[TASK ITEM] Go through the data and copy each line where the string "chevron" appears.
BEGIN INFORMATION
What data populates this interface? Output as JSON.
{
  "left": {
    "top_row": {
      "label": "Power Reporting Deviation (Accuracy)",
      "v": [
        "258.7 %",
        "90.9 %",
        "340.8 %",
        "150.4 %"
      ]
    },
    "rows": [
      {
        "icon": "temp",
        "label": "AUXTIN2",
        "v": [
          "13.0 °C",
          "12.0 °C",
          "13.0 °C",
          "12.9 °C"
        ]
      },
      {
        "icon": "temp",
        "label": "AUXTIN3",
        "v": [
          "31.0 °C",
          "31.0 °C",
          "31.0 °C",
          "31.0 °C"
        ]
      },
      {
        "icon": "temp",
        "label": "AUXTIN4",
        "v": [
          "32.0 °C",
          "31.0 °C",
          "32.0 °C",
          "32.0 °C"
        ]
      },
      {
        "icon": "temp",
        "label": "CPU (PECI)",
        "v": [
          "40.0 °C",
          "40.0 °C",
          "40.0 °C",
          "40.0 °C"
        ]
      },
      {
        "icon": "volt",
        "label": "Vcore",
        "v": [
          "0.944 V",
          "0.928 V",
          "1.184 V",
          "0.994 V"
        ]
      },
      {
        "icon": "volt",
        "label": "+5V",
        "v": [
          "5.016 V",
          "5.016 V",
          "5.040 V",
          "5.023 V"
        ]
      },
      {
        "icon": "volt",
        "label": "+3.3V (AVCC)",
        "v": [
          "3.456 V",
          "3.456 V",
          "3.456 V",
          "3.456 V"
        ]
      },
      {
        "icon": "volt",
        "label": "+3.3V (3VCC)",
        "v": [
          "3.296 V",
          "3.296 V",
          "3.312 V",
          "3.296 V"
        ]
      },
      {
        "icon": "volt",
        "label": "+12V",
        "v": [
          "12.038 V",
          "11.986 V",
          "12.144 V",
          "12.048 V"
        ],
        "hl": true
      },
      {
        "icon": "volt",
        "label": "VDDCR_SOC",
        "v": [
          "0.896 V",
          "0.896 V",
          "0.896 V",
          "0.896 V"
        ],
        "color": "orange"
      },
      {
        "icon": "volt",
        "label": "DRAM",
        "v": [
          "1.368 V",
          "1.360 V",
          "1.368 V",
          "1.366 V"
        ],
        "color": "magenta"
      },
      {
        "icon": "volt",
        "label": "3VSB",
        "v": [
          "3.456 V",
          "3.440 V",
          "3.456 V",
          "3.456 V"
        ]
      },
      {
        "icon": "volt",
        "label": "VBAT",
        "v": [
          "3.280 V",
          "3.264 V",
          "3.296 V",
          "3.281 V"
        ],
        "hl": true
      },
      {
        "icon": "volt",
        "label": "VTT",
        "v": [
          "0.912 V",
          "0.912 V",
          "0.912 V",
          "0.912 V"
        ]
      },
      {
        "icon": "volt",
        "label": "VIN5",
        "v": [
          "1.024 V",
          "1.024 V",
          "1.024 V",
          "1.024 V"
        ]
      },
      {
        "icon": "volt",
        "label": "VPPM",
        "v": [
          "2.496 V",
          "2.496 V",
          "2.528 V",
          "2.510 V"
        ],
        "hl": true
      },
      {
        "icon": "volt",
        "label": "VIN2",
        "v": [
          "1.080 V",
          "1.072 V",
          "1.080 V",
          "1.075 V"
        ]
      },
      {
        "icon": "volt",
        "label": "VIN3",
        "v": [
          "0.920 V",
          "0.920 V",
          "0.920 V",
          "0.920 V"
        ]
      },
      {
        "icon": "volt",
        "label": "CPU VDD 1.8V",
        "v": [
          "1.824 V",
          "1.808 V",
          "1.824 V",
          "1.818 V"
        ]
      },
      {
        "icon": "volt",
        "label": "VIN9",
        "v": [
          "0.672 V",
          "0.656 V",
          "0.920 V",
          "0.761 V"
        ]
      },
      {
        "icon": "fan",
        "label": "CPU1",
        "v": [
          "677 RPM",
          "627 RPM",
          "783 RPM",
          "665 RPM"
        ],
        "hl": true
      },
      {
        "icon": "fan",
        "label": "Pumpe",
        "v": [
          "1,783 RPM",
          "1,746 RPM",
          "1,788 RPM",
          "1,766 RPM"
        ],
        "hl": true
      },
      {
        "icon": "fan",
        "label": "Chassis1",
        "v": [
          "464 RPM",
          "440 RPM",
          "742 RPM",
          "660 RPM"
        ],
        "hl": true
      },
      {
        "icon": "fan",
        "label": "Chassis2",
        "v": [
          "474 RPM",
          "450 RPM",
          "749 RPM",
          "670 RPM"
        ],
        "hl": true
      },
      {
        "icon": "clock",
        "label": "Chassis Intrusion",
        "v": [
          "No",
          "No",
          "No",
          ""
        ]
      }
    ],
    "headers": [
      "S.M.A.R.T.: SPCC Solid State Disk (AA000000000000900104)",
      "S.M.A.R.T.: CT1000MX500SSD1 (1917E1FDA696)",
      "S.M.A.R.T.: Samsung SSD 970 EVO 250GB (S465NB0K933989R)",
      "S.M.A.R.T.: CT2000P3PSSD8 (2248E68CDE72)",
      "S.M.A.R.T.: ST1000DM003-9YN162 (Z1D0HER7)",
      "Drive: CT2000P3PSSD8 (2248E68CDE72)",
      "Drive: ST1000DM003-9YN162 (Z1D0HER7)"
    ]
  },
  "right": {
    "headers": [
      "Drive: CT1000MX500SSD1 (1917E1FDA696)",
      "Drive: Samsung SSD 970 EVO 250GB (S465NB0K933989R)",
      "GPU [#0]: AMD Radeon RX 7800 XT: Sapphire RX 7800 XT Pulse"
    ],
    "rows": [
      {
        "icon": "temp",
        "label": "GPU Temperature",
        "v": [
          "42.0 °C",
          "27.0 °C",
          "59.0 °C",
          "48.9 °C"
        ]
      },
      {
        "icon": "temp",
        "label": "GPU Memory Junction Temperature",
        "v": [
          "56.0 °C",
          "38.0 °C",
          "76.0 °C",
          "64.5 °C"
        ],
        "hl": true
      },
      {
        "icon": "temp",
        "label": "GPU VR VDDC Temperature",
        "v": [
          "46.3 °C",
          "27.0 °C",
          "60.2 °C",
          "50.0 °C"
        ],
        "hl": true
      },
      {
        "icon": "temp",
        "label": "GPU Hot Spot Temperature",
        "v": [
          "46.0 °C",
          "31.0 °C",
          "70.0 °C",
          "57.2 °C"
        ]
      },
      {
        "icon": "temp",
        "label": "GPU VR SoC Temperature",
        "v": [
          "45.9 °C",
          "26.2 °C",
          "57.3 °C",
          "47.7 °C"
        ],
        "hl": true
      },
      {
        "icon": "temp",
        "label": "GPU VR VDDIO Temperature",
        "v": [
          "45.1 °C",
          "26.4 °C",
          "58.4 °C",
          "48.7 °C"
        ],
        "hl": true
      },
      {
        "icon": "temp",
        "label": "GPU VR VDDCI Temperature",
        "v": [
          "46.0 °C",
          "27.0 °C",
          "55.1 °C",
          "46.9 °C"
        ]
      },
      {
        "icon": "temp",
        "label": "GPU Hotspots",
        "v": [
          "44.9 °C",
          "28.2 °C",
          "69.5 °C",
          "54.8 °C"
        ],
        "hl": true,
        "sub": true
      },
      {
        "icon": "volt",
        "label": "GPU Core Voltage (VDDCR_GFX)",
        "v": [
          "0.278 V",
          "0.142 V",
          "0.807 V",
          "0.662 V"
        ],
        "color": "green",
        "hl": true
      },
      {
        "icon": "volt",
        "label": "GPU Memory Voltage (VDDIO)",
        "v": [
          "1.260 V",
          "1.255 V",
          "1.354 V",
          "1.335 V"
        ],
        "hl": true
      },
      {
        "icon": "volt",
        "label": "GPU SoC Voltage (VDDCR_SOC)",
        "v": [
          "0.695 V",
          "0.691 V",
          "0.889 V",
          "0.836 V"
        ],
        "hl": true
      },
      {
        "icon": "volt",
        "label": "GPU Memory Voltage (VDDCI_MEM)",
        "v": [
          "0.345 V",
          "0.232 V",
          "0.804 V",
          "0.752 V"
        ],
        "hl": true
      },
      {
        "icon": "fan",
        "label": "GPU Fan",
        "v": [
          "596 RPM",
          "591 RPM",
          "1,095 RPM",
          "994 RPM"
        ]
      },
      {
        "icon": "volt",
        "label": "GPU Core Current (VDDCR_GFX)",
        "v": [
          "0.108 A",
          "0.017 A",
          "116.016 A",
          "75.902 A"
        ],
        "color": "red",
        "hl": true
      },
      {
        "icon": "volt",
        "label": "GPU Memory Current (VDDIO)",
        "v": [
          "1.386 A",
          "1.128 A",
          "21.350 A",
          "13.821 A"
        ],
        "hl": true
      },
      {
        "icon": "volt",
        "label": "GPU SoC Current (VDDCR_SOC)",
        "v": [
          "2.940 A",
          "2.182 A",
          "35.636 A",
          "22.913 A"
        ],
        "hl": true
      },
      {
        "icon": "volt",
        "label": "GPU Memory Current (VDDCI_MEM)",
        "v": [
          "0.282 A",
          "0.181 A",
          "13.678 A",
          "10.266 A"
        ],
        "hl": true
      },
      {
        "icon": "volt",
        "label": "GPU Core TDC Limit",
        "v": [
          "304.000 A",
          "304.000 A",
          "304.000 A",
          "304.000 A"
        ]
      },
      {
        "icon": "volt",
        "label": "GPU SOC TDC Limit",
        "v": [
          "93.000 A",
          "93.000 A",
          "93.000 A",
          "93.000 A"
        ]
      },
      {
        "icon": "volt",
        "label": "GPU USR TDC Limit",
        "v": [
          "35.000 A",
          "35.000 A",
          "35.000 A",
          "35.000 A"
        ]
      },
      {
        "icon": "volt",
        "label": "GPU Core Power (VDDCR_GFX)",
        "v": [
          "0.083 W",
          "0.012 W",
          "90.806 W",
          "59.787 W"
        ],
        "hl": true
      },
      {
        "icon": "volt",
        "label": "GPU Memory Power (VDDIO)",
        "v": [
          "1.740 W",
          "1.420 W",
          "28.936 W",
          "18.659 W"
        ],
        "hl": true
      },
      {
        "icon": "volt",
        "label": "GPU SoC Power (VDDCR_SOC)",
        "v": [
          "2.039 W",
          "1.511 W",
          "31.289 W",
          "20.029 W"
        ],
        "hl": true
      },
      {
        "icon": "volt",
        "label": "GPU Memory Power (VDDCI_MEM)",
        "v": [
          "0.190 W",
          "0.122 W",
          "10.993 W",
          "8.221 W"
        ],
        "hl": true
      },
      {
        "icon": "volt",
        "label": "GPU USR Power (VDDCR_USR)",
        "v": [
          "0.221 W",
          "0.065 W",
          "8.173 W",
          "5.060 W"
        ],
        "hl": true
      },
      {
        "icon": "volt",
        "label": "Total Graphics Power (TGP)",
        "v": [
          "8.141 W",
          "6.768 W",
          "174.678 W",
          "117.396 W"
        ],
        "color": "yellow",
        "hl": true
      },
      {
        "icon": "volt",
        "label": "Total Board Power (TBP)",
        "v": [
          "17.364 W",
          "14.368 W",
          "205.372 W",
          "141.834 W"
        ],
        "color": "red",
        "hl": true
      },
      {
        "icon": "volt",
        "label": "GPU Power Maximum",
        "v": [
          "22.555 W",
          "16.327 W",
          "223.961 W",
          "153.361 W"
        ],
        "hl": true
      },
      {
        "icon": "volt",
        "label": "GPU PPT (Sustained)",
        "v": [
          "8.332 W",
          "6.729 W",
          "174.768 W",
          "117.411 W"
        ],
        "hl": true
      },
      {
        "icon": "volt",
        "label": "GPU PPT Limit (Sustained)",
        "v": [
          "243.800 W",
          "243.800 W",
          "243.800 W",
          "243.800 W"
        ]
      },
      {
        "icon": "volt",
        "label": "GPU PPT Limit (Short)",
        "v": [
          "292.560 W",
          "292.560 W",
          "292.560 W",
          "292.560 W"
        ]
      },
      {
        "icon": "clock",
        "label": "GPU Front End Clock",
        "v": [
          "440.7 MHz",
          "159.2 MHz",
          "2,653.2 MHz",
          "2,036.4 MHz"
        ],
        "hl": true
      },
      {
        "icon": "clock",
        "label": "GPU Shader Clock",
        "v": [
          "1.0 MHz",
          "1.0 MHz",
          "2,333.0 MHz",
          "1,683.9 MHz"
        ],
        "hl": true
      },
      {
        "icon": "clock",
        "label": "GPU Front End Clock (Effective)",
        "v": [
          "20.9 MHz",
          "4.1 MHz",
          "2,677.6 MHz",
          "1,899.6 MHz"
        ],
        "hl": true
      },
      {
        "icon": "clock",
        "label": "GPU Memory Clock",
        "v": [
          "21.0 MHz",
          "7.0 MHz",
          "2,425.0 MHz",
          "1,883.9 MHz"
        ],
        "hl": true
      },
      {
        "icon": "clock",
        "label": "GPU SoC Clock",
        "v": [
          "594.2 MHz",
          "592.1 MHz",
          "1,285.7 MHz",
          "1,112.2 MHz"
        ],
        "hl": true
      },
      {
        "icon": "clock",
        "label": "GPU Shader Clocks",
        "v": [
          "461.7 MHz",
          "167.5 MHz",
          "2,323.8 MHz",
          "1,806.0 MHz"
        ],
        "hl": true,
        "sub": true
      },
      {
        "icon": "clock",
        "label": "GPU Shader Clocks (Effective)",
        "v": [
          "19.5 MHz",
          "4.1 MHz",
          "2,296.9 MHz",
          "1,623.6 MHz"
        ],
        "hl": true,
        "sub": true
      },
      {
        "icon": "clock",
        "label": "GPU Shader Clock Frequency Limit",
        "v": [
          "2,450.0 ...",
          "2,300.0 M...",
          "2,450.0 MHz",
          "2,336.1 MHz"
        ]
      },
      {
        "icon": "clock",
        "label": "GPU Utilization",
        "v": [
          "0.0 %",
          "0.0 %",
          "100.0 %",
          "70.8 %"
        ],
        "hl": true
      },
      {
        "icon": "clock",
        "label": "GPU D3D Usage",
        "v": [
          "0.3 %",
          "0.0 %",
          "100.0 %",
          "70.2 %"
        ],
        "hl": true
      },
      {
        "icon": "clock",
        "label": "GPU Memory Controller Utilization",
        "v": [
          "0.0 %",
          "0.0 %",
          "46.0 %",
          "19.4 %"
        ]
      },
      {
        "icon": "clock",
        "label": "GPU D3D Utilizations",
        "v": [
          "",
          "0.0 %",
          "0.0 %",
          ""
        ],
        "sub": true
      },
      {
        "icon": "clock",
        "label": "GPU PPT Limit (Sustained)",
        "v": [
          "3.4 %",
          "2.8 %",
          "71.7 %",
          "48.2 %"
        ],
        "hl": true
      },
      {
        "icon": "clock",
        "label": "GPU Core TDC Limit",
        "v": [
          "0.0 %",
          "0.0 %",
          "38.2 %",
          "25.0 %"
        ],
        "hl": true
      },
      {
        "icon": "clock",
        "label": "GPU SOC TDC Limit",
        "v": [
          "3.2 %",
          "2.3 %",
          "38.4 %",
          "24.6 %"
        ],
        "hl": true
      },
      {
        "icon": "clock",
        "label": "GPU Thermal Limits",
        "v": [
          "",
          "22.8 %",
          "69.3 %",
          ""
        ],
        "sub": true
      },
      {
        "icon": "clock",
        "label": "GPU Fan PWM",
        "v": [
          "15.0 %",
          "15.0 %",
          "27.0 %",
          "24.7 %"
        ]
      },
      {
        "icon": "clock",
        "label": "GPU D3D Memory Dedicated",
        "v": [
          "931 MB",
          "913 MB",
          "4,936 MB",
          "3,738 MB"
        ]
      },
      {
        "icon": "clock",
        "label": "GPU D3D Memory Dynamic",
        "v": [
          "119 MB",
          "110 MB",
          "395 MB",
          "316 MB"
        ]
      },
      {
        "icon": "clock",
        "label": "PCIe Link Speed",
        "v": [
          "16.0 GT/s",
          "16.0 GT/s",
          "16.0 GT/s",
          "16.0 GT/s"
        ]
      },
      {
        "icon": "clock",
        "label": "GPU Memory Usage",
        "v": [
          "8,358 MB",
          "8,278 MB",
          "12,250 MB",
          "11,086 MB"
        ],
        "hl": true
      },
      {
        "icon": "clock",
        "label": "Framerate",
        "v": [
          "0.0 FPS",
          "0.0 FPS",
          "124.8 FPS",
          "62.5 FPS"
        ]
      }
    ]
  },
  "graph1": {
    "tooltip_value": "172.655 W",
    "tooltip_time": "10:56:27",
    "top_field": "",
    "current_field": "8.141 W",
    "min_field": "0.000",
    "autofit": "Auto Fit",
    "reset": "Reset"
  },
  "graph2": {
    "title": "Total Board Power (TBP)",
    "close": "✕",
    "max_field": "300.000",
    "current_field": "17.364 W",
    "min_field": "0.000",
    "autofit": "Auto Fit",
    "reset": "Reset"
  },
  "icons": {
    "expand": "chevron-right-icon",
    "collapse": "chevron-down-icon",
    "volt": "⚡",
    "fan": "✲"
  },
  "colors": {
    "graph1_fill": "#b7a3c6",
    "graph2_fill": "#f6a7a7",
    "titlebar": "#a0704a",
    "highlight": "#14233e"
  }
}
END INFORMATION
[WRITTEN ANSWER]
    "expand": "chevron-right-icon",
    "collapse": "chevron-down-icon",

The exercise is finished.